Thomas F. Northrup, PhD (University of Texas, TX Node), Angela L. Stotts, PhD (University of Texas, TX Node), Charles Green, PhD (University of Texas, TX Node), Jennifer Sharpe Potter, PhD, MPH (University of Texas, TX Node), Elise N. Marino (McLean Hospital, NEC Node), Roger D. Weiss, MD (McLean Hospital, NEC Node), Swetha Mulpur (University of Texas, TX Node), N. Robrina Walker, PhD (University of Texas, TX Node), Madhukar H. Trivedi, MD (University of Texas, TX Node).
This study aimed to quantify the relations between craving and withdrawal symptoms and time to first opioid use among prescription opioid (PO) abusers undergoing buprenorphine detoxification. Higher indicators of craving and withdrawal at the outset of the taper were hypothesized to predict earlier user. Data from 653 PO-dependent individuals initiating a 14-day taper from buprenorphine/naloxone, recruited for the National Drug Abuse Treatment Clinical Trials Network protocol CTN-0030, were analyzed using survival analysis to explore time to first use as a function of opioid craving and withdrawal. Participants were collapsed across condition and measurements taken at the start of the taper were used. Participants were followed for 10 weeks after the taper began. PO craving was measured by 3 items on the Visual Analog Scale (VAS; e.g. "How much do you currently crave opiates?") and opioid withdrawal was measured by the Clinical Opiate Withdrawal Scale and 1 item on the VAS. Withdrawal significantly predicted time to first use, such that each withdrawal unit increase led to a 1.0% decrease in time to first use. Craving items significantly predicted time to first use. Each unit increase on the craving item response scales was associated with a 1.7% to 1.9% decrease in time to first use, depending on the item. Further analyses revealed differences among individuals who terminated study involvement after the first taper and those willing to take part in a second taper.
Conclusions: Higher reports of withdrawal and craving at the outset of a buprenorphine taper are important clinical indicators of earlier lapse to opioids. Novel therapies to attenuate these effects are needed. (Poster, PDF, English, 2013)
Keywords: Buprenorphine/Naloxone | Clinical Opiate Withdrawal Scale (COWS) | Craving | CTN platform/ancillary study | Opioid dependence | Opioid detoxification | Prescription-type opiates | Relapse | Visual Analog Scale (VAS) | College on Problems of Drug Dependence (CPDD) annual meeting, 2013

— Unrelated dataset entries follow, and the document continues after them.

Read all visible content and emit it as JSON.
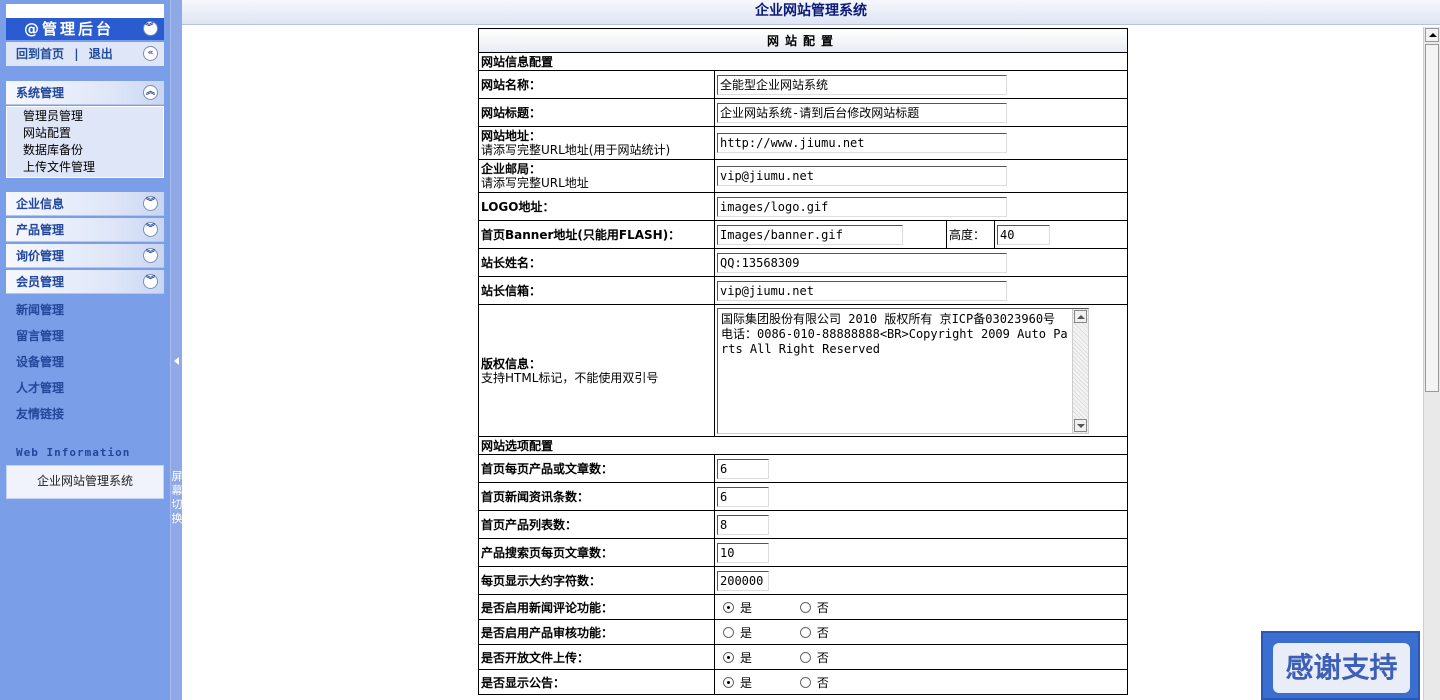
{
  "app": {
    "title": "企业网站管理系统"
  },
  "sidebar": {
    "header": "@管理后台",
    "links": {
      "home": "回到首页",
      "sep": "|",
      "logout": "退出"
    },
    "sections": {
      "system": {
        "label": "系统管理",
        "items": [
          "管理员管理",
          "网站配置",
          "数据库备份",
          "上传文件管理"
        ]
      },
      "company": {
        "label": "企业信息"
      },
      "product": {
        "label": "产品管理"
      },
      "inquiry": {
        "label": "询价管理"
      },
      "member": {
        "label": "会员管理"
      }
    },
    "plain_items": [
      "新闻管理",
      "留言管理",
      "设备管理",
      "人才管理",
      "友情链接"
    ],
    "web_info_title": "Web Information",
    "web_info_text": "企业网站管理系统",
    "toggle_text": "屏幕切换"
  },
  "config": {
    "title": "网站配置",
    "group_info": "网站信息配置",
    "site_name": {
      "label": "网站名称：",
      "value": "全能型企业网站系统"
    },
    "site_title": {
      "label": "网站标题：",
      "value": "企业网站系统-请到后台修改网站标题"
    },
    "site_url": {
      "label": "网站地址：",
      "hint": "请添写完整URL地址(用于网站统计)",
      "value": "http://www.jiumu.net"
    },
    "site_mail": {
      "label": "企业邮局：",
      "hint": "请添写完整URL地址",
      "value": "vip@jiumu.net"
    },
    "logo": {
      "label": "LOGO地址：",
      "value": "images/logo.gif"
    },
    "banner": {
      "label": "首页Banner地址(只能用FLASH)：",
      "value": "Images/banner.gif",
      "height_label": "高度：",
      "height_value": "40"
    },
    "owner_name": {
      "label": "站长姓名：",
      "value": "QQ:13568309"
    },
    "owner_mail": {
      "label": "站长信箱：",
      "value": "vip@jiumu.net"
    },
    "copyright": {
      "label": "版权信息：",
      "hint": "支持HTML标记，不能使用双引号",
      "value": "国际集团股份有限公司 2010 版权所有 京ICP备03023960号 电话：0086-010-88888888<BR>Copyright 2009 Auto Parts All Right Reserved"
    },
    "group_options": "网站选项配置",
    "per_page": {
      "label": "首页每页产品或文章数：",
      "value": "6"
    },
    "news_count": {
      "label": "首页新闻资讯条数：",
      "value": "6"
    },
    "product_cols": {
      "label": "首页产品列表数：",
      "value": "8"
    },
    "search_per_page": {
      "label": "产品搜索页每页文章数：",
      "value": "10"
    },
    "max_chars": {
      "label": "每页显示大约字符数：",
      "value": "200000"
    },
    "yes": "是",
    "no": "否",
    "news_comment": {
      "label": "是否启用新闻评论功能：",
      "selected": "是"
    },
    "product_audit": {
      "label": "是否启用产品审核功能：",
      "selected": "none"
    },
    "file_upload": {
      "label": "是否开放文件上传：",
      "selected": "是"
    },
    "show_notice": {
      "label": "是否显示公告：",
      "selected": "是"
    }
  },
  "badge": {
    "text": "感谢支持"
  }
}
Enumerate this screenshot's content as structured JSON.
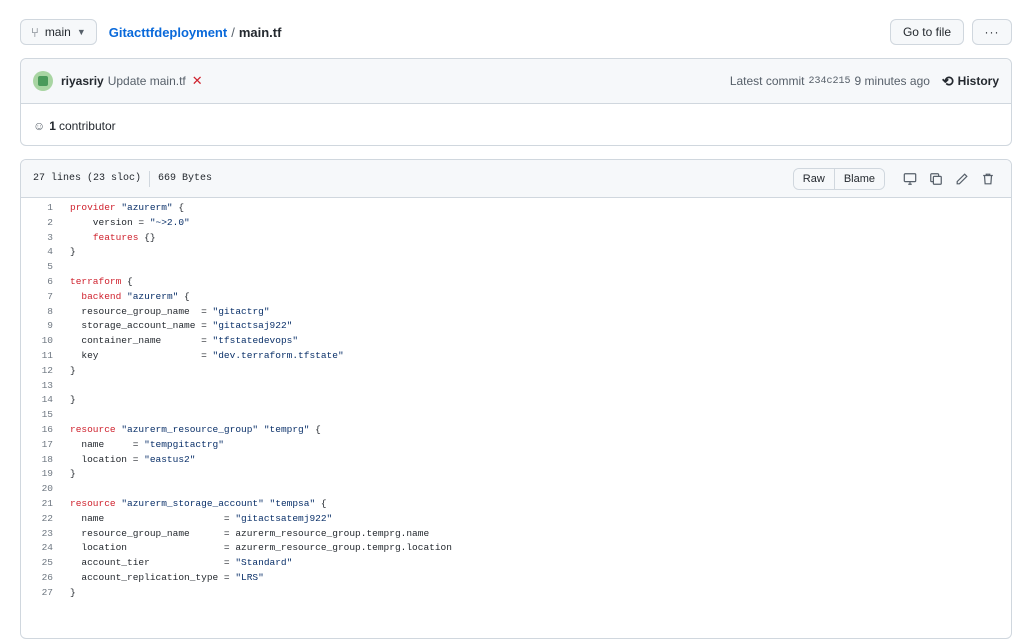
{
  "nav": {
    "branch_label": "main",
    "repo_link": "Gitacttfdeployment",
    "path_separator": "/",
    "file_name": "main.tf",
    "go_to_file_label": "Go to file",
    "more_label": "···"
  },
  "commit": {
    "author": "riyasriy",
    "message": "Update main.tf",
    "status_icon": "✕",
    "latest_label": "Latest commit",
    "sha": "234c215",
    "time_ago": "9 minutes ago",
    "history_label": "History"
  },
  "contributors": {
    "count": "1",
    "label": "contributor"
  },
  "file": {
    "lines_info": "27 lines (23 sloc)",
    "size": "669 Bytes",
    "raw_label": "Raw",
    "blame_label": "Blame"
  },
  "code_lines": [
    {
      "n": "1",
      "t": "provider \"azurerm\" {"
    },
    {
      "n": "2",
      "t": "    version = \"~>2.0\""
    },
    {
      "n": "3",
      "t": "    features {}"
    },
    {
      "n": "4",
      "t": "}"
    },
    {
      "n": "5",
      "t": ""
    },
    {
      "n": "6",
      "t": "terraform {"
    },
    {
      "n": "7",
      "t": "  backend \"azurerm\" {"
    },
    {
      "n": "8",
      "t": "  resource_group_name  = \"gitactrg\""
    },
    {
      "n": "9",
      "t": "  storage_account_name = \"gitactsaj922\""
    },
    {
      "n": "10",
      "t": "  container_name       = \"tfstatedevops\""
    },
    {
      "n": "11",
      "t": "  key                  = \"dev.terraform.tfstate\""
    },
    {
      "n": "12",
      "t": "}"
    },
    {
      "n": "13",
      "t": ""
    },
    {
      "n": "14",
      "t": "}"
    },
    {
      "n": "15",
      "t": ""
    },
    {
      "n": "16",
      "t": "resource \"azurerm_resource_group\" \"temprg\" {"
    },
    {
      "n": "17",
      "t": "  name     = \"tempgitactrg\""
    },
    {
      "n": "18",
      "t": "  location = \"eastus2\""
    },
    {
      "n": "19",
      "t": "}"
    },
    {
      "n": "20",
      "t": ""
    },
    {
      "n": "21",
      "t": "resource \"azurerm_storage_account\" \"tempsa\" {"
    },
    {
      "n": "22",
      "t": "  name                     = \"gitactsatemj922\""
    },
    {
      "n": "23",
      "t": "  resource_group_name      = azurerm_resource_group.temprg.name"
    },
    {
      "n": "24",
      "t": "  location                 = azurerm_resource_group.temprg.location"
    },
    {
      "n": "25",
      "t": "  account_tier             = \"Standard\""
    },
    {
      "n": "26",
      "t": "  account_replication_type = \"LRS\""
    },
    {
      "n": "27",
      "t": "}"
    }
  ],
  "colors": {
    "link": "#0969da",
    "keyword": "#cf222e",
    "string": "#0a3069",
    "fail": "#cf222e",
    "border": "#d0d7de"
  }
}
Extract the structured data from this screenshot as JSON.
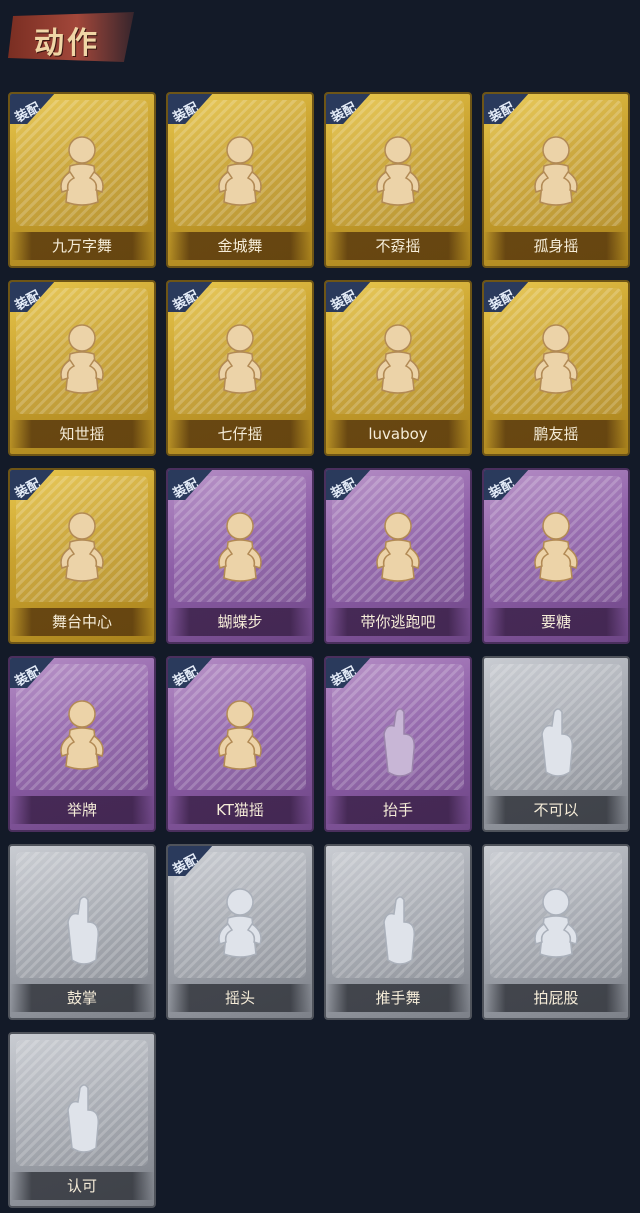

Document No: 1000
Submitted by Thomas Northrup, PhD, TX Node, 6/22/2013.